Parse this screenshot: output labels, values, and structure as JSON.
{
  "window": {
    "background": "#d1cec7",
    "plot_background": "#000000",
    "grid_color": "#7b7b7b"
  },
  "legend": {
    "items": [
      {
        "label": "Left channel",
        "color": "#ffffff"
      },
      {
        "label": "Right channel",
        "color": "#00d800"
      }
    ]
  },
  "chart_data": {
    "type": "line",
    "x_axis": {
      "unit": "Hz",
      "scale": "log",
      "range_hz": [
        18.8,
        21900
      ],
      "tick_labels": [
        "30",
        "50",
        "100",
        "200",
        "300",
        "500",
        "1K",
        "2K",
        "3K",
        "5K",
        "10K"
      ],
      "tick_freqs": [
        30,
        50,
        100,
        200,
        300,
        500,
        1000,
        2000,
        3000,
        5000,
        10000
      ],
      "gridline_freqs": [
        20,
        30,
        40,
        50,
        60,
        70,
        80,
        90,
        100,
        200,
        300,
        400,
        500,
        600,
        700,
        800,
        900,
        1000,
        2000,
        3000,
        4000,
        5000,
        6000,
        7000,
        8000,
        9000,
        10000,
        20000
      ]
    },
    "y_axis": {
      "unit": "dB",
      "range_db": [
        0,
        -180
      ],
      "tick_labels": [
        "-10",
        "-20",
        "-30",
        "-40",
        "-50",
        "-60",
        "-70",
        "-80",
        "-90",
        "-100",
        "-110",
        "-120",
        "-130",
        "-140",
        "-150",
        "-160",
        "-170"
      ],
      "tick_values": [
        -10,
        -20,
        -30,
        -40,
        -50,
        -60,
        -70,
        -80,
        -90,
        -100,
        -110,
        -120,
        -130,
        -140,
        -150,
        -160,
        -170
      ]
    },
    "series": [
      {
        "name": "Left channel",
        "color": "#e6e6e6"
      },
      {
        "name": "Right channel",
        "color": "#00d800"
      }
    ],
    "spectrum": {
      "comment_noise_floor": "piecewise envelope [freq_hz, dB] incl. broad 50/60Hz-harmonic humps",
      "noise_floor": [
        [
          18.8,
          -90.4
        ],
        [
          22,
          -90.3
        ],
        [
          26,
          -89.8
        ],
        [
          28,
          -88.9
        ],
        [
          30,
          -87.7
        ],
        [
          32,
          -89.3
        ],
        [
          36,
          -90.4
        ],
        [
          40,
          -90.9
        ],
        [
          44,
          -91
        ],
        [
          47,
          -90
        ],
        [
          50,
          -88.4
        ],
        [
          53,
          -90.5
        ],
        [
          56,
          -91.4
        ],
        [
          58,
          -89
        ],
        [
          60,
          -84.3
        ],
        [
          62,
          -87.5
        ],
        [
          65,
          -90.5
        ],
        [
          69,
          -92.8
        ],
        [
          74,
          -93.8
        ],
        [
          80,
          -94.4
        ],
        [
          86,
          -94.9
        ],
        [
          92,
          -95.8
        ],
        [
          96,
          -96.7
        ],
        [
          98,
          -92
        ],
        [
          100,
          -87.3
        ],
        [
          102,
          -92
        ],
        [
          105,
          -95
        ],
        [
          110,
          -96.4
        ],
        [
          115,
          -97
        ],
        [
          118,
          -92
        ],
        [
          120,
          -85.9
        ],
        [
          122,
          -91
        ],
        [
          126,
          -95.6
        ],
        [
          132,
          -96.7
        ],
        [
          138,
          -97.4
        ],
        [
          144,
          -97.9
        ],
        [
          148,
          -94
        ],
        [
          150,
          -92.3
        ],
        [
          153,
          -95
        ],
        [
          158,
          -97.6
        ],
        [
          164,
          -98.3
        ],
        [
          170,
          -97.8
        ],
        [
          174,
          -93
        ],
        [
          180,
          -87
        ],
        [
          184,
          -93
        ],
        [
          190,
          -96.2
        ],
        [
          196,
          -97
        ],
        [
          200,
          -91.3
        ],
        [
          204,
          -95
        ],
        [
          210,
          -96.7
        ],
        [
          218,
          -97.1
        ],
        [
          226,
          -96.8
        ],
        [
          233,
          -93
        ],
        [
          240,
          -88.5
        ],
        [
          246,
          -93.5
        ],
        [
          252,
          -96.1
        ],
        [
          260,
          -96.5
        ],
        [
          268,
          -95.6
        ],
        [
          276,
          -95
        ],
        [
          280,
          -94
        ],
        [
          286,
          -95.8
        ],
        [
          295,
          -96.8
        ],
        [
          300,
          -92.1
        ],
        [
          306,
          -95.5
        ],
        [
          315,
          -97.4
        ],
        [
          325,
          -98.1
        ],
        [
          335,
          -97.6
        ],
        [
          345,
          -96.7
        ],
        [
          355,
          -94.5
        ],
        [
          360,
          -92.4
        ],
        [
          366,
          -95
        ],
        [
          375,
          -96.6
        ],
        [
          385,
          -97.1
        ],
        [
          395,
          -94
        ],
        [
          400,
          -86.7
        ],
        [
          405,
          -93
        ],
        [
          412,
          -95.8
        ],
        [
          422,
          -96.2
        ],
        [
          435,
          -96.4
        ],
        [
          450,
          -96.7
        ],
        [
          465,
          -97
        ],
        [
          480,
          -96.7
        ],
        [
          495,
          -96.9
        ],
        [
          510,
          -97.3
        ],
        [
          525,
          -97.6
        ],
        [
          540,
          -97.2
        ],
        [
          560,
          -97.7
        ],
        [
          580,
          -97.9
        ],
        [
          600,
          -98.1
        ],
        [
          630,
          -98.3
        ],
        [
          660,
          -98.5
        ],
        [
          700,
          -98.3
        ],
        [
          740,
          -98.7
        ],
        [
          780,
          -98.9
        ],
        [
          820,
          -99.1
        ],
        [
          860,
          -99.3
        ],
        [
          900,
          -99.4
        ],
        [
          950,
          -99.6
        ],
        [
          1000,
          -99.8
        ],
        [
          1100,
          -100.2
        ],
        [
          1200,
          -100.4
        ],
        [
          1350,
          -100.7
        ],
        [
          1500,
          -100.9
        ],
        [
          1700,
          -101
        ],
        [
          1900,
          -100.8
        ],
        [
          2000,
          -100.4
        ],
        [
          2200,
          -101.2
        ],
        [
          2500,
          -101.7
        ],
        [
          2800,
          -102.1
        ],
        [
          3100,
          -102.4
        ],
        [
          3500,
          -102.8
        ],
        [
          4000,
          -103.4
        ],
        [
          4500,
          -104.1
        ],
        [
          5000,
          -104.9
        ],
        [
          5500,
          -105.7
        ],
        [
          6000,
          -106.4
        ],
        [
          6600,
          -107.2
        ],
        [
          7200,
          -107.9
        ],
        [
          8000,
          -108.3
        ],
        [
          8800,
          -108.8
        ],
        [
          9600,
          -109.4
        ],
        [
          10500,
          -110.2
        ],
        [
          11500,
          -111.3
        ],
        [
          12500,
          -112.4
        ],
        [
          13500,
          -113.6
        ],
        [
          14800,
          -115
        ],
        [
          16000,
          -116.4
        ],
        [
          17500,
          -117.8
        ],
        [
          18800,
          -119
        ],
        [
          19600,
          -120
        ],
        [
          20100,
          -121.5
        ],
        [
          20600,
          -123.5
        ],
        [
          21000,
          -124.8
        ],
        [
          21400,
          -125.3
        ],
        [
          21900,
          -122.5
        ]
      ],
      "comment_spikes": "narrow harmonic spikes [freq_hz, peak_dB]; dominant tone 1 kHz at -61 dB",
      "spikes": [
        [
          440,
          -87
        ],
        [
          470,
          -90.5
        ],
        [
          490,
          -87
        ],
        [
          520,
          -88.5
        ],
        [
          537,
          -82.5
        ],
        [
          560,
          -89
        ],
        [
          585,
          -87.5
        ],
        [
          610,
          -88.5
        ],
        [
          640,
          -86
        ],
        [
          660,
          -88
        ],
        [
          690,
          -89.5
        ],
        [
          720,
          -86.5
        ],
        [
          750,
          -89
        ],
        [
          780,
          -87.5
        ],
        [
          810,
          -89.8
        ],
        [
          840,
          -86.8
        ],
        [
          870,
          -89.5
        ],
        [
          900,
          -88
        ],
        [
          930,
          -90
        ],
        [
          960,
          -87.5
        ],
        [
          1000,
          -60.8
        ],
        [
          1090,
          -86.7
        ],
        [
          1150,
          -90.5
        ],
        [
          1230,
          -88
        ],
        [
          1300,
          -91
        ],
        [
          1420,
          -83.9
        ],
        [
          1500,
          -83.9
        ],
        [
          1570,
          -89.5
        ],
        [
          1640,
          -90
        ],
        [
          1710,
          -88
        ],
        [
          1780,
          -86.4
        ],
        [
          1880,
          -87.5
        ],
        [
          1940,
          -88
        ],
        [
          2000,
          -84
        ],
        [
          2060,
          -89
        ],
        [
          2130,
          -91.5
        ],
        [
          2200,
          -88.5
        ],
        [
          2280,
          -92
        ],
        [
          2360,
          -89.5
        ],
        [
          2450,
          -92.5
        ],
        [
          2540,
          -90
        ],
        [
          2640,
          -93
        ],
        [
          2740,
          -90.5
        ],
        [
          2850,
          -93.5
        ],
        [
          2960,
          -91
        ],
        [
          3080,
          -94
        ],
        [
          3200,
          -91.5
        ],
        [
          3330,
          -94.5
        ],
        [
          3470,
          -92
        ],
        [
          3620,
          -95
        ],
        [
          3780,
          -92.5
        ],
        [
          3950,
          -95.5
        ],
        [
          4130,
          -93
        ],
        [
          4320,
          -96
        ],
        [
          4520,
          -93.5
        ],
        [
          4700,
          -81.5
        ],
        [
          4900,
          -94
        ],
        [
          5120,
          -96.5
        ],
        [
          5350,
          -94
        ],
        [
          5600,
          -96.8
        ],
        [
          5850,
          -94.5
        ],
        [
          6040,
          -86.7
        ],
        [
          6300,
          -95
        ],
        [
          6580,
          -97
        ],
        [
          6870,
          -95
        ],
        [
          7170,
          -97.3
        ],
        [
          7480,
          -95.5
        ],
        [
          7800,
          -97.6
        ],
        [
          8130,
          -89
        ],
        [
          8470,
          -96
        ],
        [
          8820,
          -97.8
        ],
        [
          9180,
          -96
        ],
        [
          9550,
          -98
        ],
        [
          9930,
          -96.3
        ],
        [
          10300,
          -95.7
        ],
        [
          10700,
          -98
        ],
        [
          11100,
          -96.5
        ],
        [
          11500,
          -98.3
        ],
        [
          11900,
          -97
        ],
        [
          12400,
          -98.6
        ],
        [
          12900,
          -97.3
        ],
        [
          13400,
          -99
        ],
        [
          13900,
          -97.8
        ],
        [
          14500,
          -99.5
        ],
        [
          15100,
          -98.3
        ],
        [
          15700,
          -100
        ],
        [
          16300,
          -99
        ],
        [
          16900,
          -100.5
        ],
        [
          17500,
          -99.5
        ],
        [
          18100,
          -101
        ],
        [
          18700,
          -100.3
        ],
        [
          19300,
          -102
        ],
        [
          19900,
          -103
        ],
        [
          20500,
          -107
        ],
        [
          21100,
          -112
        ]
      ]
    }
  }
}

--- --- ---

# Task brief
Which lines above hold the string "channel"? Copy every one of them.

# Answer space
        "label": "Left channel",
        "label": "Right channel",
        "name": "Left channel",
        "name": "Right channel",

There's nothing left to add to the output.